WHAT IS REQUIRED: Return the lines below exactly, starting with the line that contains "Transcribe this image's" and stopping after the last line.

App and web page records
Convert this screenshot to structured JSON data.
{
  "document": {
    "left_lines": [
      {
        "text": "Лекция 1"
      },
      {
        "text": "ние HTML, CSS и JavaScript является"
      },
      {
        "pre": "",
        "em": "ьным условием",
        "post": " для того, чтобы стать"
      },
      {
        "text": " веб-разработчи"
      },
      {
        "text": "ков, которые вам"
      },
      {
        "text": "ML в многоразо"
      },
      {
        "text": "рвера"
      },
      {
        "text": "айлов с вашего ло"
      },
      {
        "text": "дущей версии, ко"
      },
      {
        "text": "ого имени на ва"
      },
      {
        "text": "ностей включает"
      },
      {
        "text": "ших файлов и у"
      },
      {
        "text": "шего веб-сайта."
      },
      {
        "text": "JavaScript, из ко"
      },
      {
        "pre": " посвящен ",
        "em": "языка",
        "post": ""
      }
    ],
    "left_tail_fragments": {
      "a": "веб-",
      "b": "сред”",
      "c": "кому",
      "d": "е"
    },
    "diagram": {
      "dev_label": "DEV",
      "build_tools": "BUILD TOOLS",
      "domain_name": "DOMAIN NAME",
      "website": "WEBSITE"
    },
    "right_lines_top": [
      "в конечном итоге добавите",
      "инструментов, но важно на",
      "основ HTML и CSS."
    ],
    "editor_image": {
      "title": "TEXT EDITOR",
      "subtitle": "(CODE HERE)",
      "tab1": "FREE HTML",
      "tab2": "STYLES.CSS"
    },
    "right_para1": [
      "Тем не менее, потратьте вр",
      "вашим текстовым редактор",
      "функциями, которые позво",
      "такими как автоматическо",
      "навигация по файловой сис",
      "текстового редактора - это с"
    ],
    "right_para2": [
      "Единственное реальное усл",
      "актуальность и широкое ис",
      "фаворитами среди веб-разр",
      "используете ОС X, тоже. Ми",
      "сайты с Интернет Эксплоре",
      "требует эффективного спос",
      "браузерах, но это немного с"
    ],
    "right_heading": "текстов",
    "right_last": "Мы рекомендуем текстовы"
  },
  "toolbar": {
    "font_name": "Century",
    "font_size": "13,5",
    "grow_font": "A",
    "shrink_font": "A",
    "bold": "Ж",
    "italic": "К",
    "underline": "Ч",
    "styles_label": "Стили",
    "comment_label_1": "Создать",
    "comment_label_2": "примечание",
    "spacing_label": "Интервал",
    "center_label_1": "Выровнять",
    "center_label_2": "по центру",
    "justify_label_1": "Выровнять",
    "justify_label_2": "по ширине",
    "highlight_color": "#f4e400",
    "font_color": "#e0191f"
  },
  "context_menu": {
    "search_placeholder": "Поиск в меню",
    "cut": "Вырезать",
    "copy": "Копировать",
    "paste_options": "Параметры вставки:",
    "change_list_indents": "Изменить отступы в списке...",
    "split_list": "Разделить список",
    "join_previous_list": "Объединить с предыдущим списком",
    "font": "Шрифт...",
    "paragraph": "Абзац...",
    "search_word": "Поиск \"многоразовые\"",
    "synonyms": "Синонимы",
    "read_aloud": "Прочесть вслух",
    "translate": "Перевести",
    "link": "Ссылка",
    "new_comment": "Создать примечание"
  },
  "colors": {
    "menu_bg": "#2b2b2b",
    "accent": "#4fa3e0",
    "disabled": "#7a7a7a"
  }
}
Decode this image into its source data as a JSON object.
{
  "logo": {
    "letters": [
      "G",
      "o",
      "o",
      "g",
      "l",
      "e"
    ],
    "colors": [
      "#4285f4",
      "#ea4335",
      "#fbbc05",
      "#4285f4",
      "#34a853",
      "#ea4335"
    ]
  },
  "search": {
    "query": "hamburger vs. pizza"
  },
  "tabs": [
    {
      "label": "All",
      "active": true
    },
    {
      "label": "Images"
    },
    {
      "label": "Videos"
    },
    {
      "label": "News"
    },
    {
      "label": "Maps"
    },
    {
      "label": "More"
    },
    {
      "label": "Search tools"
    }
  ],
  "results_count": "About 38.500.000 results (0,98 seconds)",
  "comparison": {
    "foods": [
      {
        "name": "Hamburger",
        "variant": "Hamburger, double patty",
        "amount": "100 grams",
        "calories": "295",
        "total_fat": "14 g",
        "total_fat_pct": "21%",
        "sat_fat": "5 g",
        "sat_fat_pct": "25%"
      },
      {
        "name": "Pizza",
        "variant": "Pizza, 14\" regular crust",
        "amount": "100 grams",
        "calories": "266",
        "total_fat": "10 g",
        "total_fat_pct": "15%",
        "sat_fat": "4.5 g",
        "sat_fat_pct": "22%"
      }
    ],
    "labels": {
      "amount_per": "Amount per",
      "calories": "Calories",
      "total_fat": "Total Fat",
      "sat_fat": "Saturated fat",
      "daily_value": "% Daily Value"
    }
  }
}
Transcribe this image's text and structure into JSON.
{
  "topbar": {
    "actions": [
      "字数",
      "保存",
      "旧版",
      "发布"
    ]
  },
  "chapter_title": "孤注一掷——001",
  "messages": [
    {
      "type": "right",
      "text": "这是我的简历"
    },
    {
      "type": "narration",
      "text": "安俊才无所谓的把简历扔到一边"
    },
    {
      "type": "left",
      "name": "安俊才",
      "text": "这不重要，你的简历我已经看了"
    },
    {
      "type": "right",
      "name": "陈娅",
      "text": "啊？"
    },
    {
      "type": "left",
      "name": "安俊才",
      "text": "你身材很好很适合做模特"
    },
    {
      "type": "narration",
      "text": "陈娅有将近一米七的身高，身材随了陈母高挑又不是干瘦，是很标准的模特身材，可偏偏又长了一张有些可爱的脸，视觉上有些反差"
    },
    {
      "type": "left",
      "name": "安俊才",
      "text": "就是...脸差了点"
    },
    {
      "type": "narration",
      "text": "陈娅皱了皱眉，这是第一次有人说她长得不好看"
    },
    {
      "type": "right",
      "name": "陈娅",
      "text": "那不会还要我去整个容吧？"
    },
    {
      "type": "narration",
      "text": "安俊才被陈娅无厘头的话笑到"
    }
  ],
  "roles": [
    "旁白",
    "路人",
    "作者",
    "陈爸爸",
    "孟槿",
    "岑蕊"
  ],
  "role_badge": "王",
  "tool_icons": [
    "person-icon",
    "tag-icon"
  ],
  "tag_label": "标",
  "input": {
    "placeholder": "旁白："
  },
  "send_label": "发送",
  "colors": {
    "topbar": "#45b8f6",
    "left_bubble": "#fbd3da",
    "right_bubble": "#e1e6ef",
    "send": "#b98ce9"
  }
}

TASK OUTPUT:
Transcribe this image's text and structure into JSON.
{
  "topbar": {
    "actions": [
      "字数",
      "保存",
      "旧版",
      "发布"
    ]
  },
  "chapter_title": "孤注一掷——001",
  "messages": [
    {
      "type": "right",
      "text": "这是我的简历"
    },
    {
      "type": "narration",
      "text": "安俊才无所谓的把简历扔到一边"
    },
    {
      "type": "left",
      "name": "安俊才",
      "text": "这不重要，你的简历我已经看了"
    },
    {
      "type": "right",
      "name": "陈娅",
      "text": "啊？"
    },
    {
      "type": "left",
      "name": "安俊才",
      "text": "你身材很好很适合做模特"
    },
    {
      "type": "narration",
      "text": "陈娅有将近一米七的身高，身材随了陈母高挑又不是干瘦，是很标准的模特身材，可偏偏又长了一张有些可爱的脸，视觉上有些反差"
    },
    {
      "type": "left",
      "name": "安俊才",
      "text": "就是...脸差了点"
    },
    {
      "type": "narration",
      "text": "陈娅皱了皱眉，这是第一次有人说她长得不好看"
    },
    {
      "type": "right",
      "name": "陈娅",
      "text": "那不会还要我去整个容吧？"
    },
    {
      "type": "narration",
      "text": "安俊才被陈娅无厘头的话笑到"
    }
  ],
  "roles": [
    "旁白",
    "路人",
    "作者",
    "陈爸爸",
    "孟槿",
    "岑蕊"
  ],
  "role_badge": "王",
  "tool_icons": [
    "person-icon",
    "tag-icon"
  ],
  "tag_label": "标",
  "input": {
    "placeholder": "旁白："
  },
  "send_label": "发送",
  "colors": {
    "topbar": "#45b8f6",
    "left_bubble": "#fbd3da",
    "right_bubble": "#e1e6ef",
    "send": "#b98ce9"
  }
}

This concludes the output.